Amid this scene of a successful Christmas holiday, I’m sad. Post-Christmas blues usually find me, as well as 25 percent of other Americans. I only need to wait it out and focus on some of the plans our family has made before everyone gets back to “the daily grind.” The feeling will blow over sometime in January.
Maybe the sadness materialized because I’ve broken with tradition and made a resolution for 2017. That’s rare. I avoid resolutions because I don’t like feeling like a failure. Typically, a fantastic idea hits in late December, and I decide to lose weight or eat less chocolate (how ridiculous is that?!) Then sometime in the spring, I realize the resolution I came up with several months ago is unattainable, and I revert to my old habits.

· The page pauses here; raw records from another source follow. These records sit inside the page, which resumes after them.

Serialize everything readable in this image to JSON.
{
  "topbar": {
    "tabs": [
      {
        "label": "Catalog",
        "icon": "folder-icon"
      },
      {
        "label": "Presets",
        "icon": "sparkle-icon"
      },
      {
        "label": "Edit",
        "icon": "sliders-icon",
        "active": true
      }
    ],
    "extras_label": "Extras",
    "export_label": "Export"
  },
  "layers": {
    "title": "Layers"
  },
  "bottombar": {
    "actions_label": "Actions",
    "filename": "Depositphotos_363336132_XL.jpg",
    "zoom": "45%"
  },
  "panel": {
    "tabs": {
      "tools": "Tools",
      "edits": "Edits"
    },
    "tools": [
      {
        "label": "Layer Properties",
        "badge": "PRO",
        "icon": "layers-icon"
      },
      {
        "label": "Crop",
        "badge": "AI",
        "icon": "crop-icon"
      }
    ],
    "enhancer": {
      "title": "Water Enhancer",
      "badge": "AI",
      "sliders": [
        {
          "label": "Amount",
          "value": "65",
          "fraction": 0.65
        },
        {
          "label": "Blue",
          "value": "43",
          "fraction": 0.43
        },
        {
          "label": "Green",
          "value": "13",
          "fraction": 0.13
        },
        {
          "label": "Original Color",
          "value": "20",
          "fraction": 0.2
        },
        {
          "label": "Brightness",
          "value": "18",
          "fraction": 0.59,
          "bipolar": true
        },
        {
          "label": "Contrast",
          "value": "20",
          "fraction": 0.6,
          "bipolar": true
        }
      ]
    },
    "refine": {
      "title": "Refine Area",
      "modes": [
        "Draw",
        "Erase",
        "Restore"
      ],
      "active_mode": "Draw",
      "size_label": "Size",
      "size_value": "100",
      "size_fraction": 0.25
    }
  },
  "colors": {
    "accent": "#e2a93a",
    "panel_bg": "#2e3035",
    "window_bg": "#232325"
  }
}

But this year, I’ve found a weakness, a behavior I want to fix. I interrupt others, speaking over them as I cringe inside with embarrassment. I could blame it on self-centeredness, or social awkwardness, or narcissism (which, here we go again, makes me feel like a failure, because I don’t like to think I have those problems). But I’ve always talked fast and thought fast, and my amazing family loves me anyway. With people who don’t know me well, I struggle to keep my mouth shut when a thought pops into my head. I’m afraid I’ll forget it. But with 40+ years of living this way, I’m determined to end the rudeness. I’ve had a couple victories in the last week, and I’m looking for many more in 2017.
This thinking about resolutions made me wonder. Do you make them? What were they? If any of them were successful, how did you attain that success? Leave a comment—I’d love to hear about it!